Every day, the leadership of Niagara Frontier Sports sees barriers that prevent children from participating in programs through their sports center, which includes Niagara Frontier Volleyball. In 2014 Executive Director of Niagara Frontier Sports and The Champion Project, Kate Braun, and her team were given the green light to start TCP. The Champion Project is a sports-based, youth development, non-profit arm of Niagara Frontier Sports.  Cost and transportation are constant barriers in youth sports, so The Champion Project was established to start breaking down those walls.

“When TCP first started we knew we wanted to run, but we were a bit unsure which direction we were running in,” says Braun. “We knew we wanted to help, but it took some time for us to find our niche. Now, with a combination of community based, school based and in-house programming, we are able to introduce kids across WNY to the sport of volleyball.”

Some of the biggest barriers to participation in youth sports are cost and transportation. TCP intends to run no-cost or subsidized programming to children across Western New York. By placing programming right in their communities, or schools, more children will have access to sport. The mission is child focused, as TCP believes that all kids should have access to low cost, high quality sports programming.

Partnerships are essential to TCP’s success. TCP partners with organizations such as Project Play WNY, The United Way Girls in Sports program, Niagara Frontier Sports, Good Sports, Seneca Babcock Community Center, Algonquin Sports for Kids, Erie Community College and the Seneca Nation to meet their goals. Whether it is financial support, facility donations, equipment donation, or a pool of coaches, the WNY community has stepped up to help them.

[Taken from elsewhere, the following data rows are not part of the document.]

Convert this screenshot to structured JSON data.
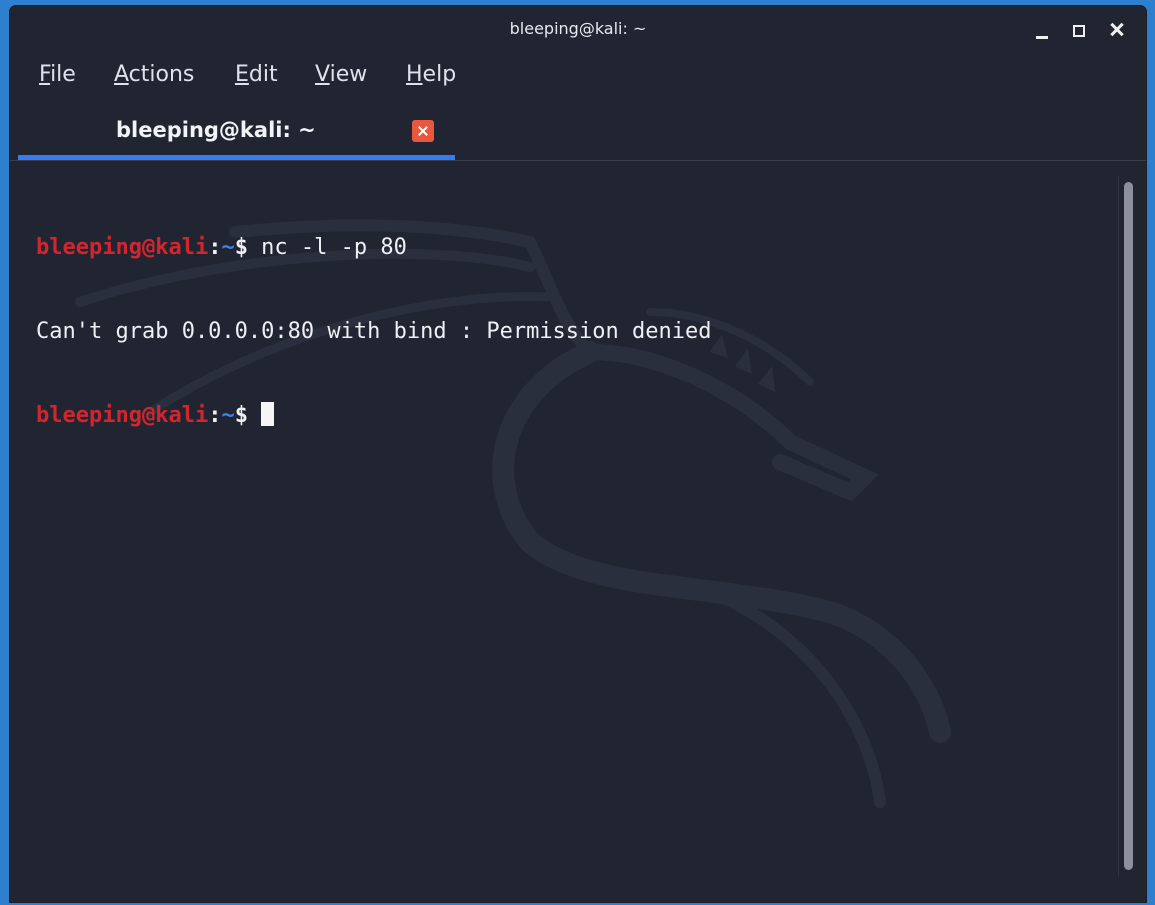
{
  "window": {
    "title": "bleeping@kali: ~"
  },
  "menu": {
    "items": [
      {
        "accel": "F",
        "rest": "ile"
      },
      {
        "accel": "A",
        "rest": "ctions"
      },
      {
        "accel": "E",
        "rest": "dit"
      },
      {
        "accel": "V",
        "rest": "iew"
      },
      {
        "accel": "H",
        "rest": "elp"
      }
    ]
  },
  "tab": {
    "label": "bleeping@kali: ~"
  },
  "terminal": {
    "lines": [
      {
        "user": "bleeping@kali",
        "sep": ":",
        "path": "~",
        "dollar": "$",
        "command": " nc -l -p 80"
      },
      {
        "output": "Can't grab 0.0.0.0:80 with bind : Permission denied"
      },
      {
        "user": "bleeping@kali",
        "sep": ":",
        "path": "~",
        "dollar": "$",
        "command": " "
      }
    ]
  },
  "colors": {
    "background": "#212531",
    "prompt_user": "#d2262e",
    "prompt_path": "#3b82e6",
    "tab_indicator": "#367bf0",
    "tab_close": "#e8583f",
    "desktop": "#2f7fcf"
  },
  "icons": {
    "minimize": "minimize-icon",
    "maximize": "maximize-icon",
    "close": "close-icon",
    "tab_close": "tab-close-icon",
    "watermark": "kali-dragon-watermark"
  }
}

The Champion Project works in conjunction with Niagara Frontier Sports (the facility) and Niagara Frontier Volleyball (the club) to achieve its goals. Facility space is also a huge barrier in youth sports, so TCP is very fortunate to have such a beautiful facility to host its in-house events. Niagara Frontier Volleyball gives TCP a strong base of coaches and volunteers to assist TCP with many of its events in house, and out in the community.

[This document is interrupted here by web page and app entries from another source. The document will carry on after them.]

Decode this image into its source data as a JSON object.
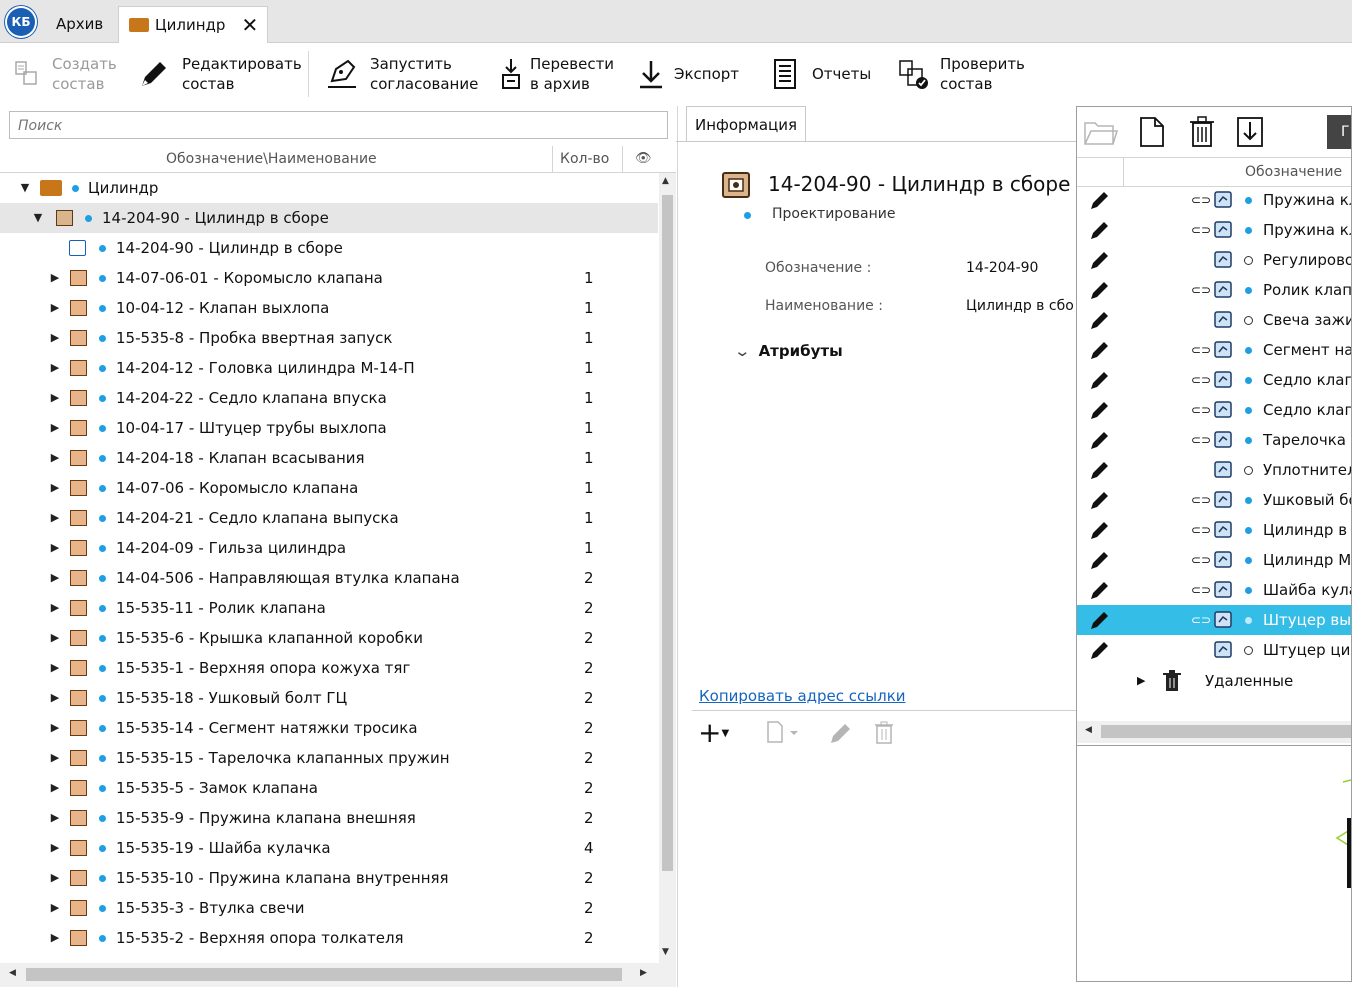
{
  "tabs": [
    {
      "label": "Архив"
    },
    {
      "label": "Цилиндр"
    }
  ],
  "logo_text": "КБ",
  "toolbar": {
    "create": "Создать\nсостав",
    "edit": "Редактировать\nсостав",
    "approve": "Запустить\nсогласование",
    "archive": "Перевести\nв архив",
    "export": "Экспорт",
    "reports": "Отчеты",
    "check": "Проверить\nсостав"
  },
  "search": {
    "placeholder": "Поиск"
  },
  "tree_header": {
    "designation": "Обозначение\\Наименование",
    "qty": "Кол-во"
  },
  "tree": {
    "root": "Цилиндр",
    "assembly": "14-204-90 - Цилиндр в сборе",
    "assembly_doc": "14-204-90 - Цилиндр в сборе",
    "items": [
      {
        "name": "14-07-06-01 - Коромысло клапана",
        "qty": "1"
      },
      {
        "name": "10-04-12 - Клапан выхлопа",
        "qty": "1"
      },
      {
        "name": "15-535-8 - Пробка ввертная запуск",
        "qty": "1"
      },
      {
        "name": "14-204-12 - Головка цилиндра М-14-П",
        "qty": "1"
      },
      {
        "name": "14-204-22 - Седло клапана впуска",
        "qty": "1"
      },
      {
        "name": "10-04-17 - Штуцер трубы выхлопа",
        "qty": "1"
      },
      {
        "name": "14-204-18 - Клапан всасывания",
        "qty": "1"
      },
      {
        "name": "14-07-06 - Коромысло клапана",
        "qty": "1"
      },
      {
        "name": "14-204-21 - Седло клапана выпуска",
        "qty": "1"
      },
      {
        "name": "14-204-09 - Гильза цилиндра",
        "qty": "1"
      },
      {
        "name": "14-04-506 - Направляющая втулка клапана",
        "qty": "2"
      },
      {
        "name": "15-535-11 - Ролик клапана",
        "qty": "2"
      },
      {
        "name": "15-535-6 - Крышка клапанной коробки",
        "qty": "2"
      },
      {
        "name": "15-535-1 - Верхняя опора кожуха тяг",
        "qty": "2"
      },
      {
        "name": "15-535-18 - Ушковый болт ГЦ",
        "qty": "2"
      },
      {
        "name": "15-535-14 - Сегмент натяжки тросика",
        "qty": "2"
      },
      {
        "name": "15-535-15 - Тарелочка клапанных пружин",
        "qty": "2"
      },
      {
        "name": "15-535-5 - Замок клапана",
        "qty": "2"
      },
      {
        "name": "15-535-9 - Пружина клапана внешняя",
        "qty": "2"
      },
      {
        "name": "15-535-19 - Шайба кулачка",
        "qty": "4"
      },
      {
        "name": "15-535-10 - Пружина клапана внутренняя",
        "qty": "2"
      },
      {
        "name": "15-535-3 - Втулка свечи",
        "qty": "2"
      },
      {
        "name": "15-535-2 - Верхняя опора толкателя",
        "qty": "2"
      }
    ]
  },
  "info": {
    "tab": "Информация",
    "title": "14-204-90 - Цилиндр в сборе",
    "state": "Проектирование",
    "designation_label": "Обозначение :",
    "designation_value": "14-204-90",
    "name_label": "Наименование :",
    "name_value": "Цилиндр в сбо",
    "attributes": "Атрибуты",
    "copy_link": "Копировать адрес ссылки"
  },
  "right": {
    "header": "Обозначение",
    "rows": [
      {
        "text": "Пружина кл",
        "link": true,
        "dot": "filled"
      },
      {
        "text": "Пружина кл",
        "link": true,
        "dot": "filled"
      },
      {
        "text": "Регулирово",
        "link": false,
        "dot": "hollow"
      },
      {
        "text": "Ролик клапа",
        "link": true,
        "dot": "filled"
      },
      {
        "text": "Свеча зажи",
        "link": false,
        "dot": "hollow"
      },
      {
        "text": "Сегмент нат",
        "link": true,
        "dot": "filled"
      },
      {
        "text": "Седло клапа",
        "link": true,
        "dot": "filled"
      },
      {
        "text": "Седло клапа",
        "link": true,
        "dot": "filled"
      },
      {
        "text": "Тарелочка к",
        "link": true,
        "dot": "filled"
      },
      {
        "text": "Уплотнител",
        "link": false,
        "dot": "hollow"
      },
      {
        "text": "Ушковый бо",
        "link": true,
        "dot": "filled"
      },
      {
        "text": "Цилиндр в с",
        "link": true,
        "dot": "filled"
      },
      {
        "text": "Цилиндр М",
        "link": true,
        "dot": "filled"
      },
      {
        "text": "Шайба кула",
        "link": true,
        "dot": "filled"
      },
      {
        "text": "Штуцер вых",
        "link": true,
        "dot": "filled"
      },
      {
        "text": "Штуцер цил",
        "link": false,
        "dot": "hollow"
      }
    ],
    "selected_index": 14,
    "deleted": "Удаленные"
  },
  "colors": {
    "accent": "#1e9fe3",
    "selection": "#34bde6",
    "link": "#1565c0"
  }
}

“Once all of the logistical/financial hurdles have been leaped, you need to be able to put a quality product on the court,” shares Braun. “Volleyball can be a difficult sport to introduce to young athletes, so you have to be deliberate about creating situations where the athletes can find success but are still challenged. Gravity plays a MUCH bigger role in this sport compared to soccer, basketball, etc, so we have to navigate those challenges well! “Champion Moments” – when kids triumphantly throw their arms in the air – need to be found during each clinic.”

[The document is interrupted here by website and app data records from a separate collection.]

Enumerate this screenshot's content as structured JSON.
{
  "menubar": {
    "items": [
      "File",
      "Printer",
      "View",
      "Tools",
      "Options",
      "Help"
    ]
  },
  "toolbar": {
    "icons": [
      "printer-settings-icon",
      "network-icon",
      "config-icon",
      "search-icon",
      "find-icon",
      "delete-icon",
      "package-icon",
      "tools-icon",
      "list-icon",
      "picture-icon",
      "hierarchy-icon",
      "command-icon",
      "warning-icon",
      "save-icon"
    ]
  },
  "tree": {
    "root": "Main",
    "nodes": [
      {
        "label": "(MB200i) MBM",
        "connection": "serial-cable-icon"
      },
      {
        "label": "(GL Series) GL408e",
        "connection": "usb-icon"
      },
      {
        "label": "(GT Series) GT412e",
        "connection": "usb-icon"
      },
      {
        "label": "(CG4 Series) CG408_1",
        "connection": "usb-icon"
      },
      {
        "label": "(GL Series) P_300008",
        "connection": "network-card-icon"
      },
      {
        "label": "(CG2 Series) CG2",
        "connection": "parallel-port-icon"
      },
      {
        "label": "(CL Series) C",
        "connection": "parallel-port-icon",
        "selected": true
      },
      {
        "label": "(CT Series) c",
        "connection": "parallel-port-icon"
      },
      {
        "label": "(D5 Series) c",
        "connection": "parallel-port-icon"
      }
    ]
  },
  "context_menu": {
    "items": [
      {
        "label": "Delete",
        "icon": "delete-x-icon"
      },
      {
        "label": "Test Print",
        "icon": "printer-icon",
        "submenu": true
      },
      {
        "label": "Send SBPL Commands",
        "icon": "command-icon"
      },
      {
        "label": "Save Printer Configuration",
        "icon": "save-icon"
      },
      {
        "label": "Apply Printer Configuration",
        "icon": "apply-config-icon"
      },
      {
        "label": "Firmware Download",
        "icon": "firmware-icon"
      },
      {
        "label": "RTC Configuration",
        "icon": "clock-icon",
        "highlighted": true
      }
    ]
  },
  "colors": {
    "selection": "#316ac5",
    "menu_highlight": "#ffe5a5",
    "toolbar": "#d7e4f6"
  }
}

The Niagara Frontier Volleyball athletes have the opportunity to coach the youngest athletes. This mentorship dynamic is impactful for everyone involved. There is a synergy between the three organizations: Niagara Frontier Sports, Niagara Frontier Volleyball, and The Champion Project. Although they all operate as separate organizations, there is tremendous support from everyone involved.

Since March of 2021, TCP programming has reached over 900 children. TCP has established a few avenues for staffing that help to enable sustainability. For instance, with in house programming, parent coaches are brought in who are eager to learn more about the sport.

“One of our favorite paradigms for a work staff is our “Collegiate Coaches Model”, where we bring college teams together with local schools and community centers. This provides youth athletes with role models who can inspire them to strive in sport. It is also a great opportunity for the collegiate teams to gain valuable leadership experience,” adds Braun.

The Champion Project is partnered with Special Olympics New York for 2022 summer programming. TCP will be running a Developmental Volleyball clinic for boys and girls ages 6-12. The coaching staff is ready to make an impact with this tremendous group of children. The WNY community has embraced this partnership and they have had support from the Down Syndrome Parents Group of WNY, People Inc., and a variety of school based programs. This is another step in TCP’s mission of making sport accessible for all kids.

The Volley Power program will begin this summer. TCP will be running summer camps, after school programs and culminating tournaments for schools in Niagara Falls, North Tonawanda and Lackawanna, NY. This amazing program is funded by the Ralph C. Wilson, Jr. Foundation, and will continue over a three year period.

TCP will also continue to work with The United Way – Girls in Sports Program and Project Play WNY to continue (and expand) its school based and community based programming.

Another exciting addition to the TCP scope is TCP Academy. The Mission of TCP Academy is to provide team based volleyball opportunities for 12 and under players across WNY. Again, TCP will work to break down the barriers of cost and accessibility, while providing a competitive team lane for all athletes.

TCP has long term, lofty goal such as: increase student attendance in school, introduce more modified sports programs to school districts, increase participation in scholastic sport, provide more opportunities for club team participation, and improve graduation rates. But, the short term focus of TCP is to allow kids to experience joy through sport and just have fun! The program uses the power of sport to develop CHAMPIONS.

If your club is interested in creating a similar model as The Champion Project, begin by designating a few passionate people to collaborate. It takes coordination between the club, community centers/schools, and local colleges, but as long as everyone has the same goals in mind, you can be successful in implementing this program. Your collaboration will make for a stronger volleyball community. For additional guidance, contact the JVA at members@jvavolleyball.org.

To learn more about The Champion Project click here. 

In addition to Kate Braun, Executive Director, the Team includes:

Don Gleason – Associate Director
Craig Starzynski – Program Director
Eli Irizarry – Assistant Program Director

Niagara Frontier Volleyball (West Seneca, NY) is a member of the Junior Volleyball Association, an organization that is 100% focused on improving the junior volleyball experience for the athletes, coaches, directors and fans.